= Beginning of Section =

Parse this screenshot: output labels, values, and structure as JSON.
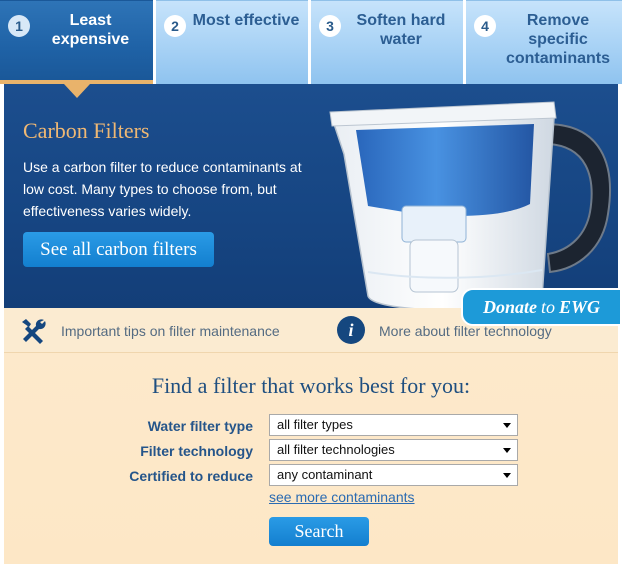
{
  "tabs": [
    {
      "num": "1",
      "label": "Least expensive"
    },
    {
      "num": "2",
      "label": "Most effective"
    },
    {
      "num": "3",
      "label": "Soften hard water"
    },
    {
      "num": "4",
      "label": "Remove specific contaminants"
    }
  ],
  "hero": {
    "title": "Carbon Filters",
    "description": "Use a carbon filter to reduce contaminants at low cost. Many types to choose from, but effectiveness varies widely.",
    "button": "See all carbon filters"
  },
  "donate": {
    "prefix": "Donate",
    "to": "to",
    "org": "EWG"
  },
  "tips": {
    "maintenance": "Important tips on filter maintenance",
    "technology": "More about filter technology"
  },
  "finder": {
    "title": "Find a filter that works best for you:",
    "type_label": "Water filter type",
    "type_value": "all filter types",
    "tech_label": "Filter technology",
    "tech_value": "all filter technologies",
    "cert_label": "Certified to reduce",
    "cert_value": "any contaminant",
    "more_link": "see more contaminants",
    "search_button": "Search"
  },
  "colors": {
    "active_tab": "#1f62a6",
    "inactive_tab": "#a8d2f5",
    "hero_bg": "#164582",
    "accent_orange": "#efb874",
    "button_blue": "#1a8ad8",
    "finder_bg": "#fde8c8"
  },
  "icons": {
    "tip_maintenance": "tools-icon",
    "tip_technology": "info-icon"
  }
}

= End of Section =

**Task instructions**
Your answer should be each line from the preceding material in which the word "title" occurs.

**Response area**
    "title": "Carbon Filters",
    "title": "Find a filter that works best for you:",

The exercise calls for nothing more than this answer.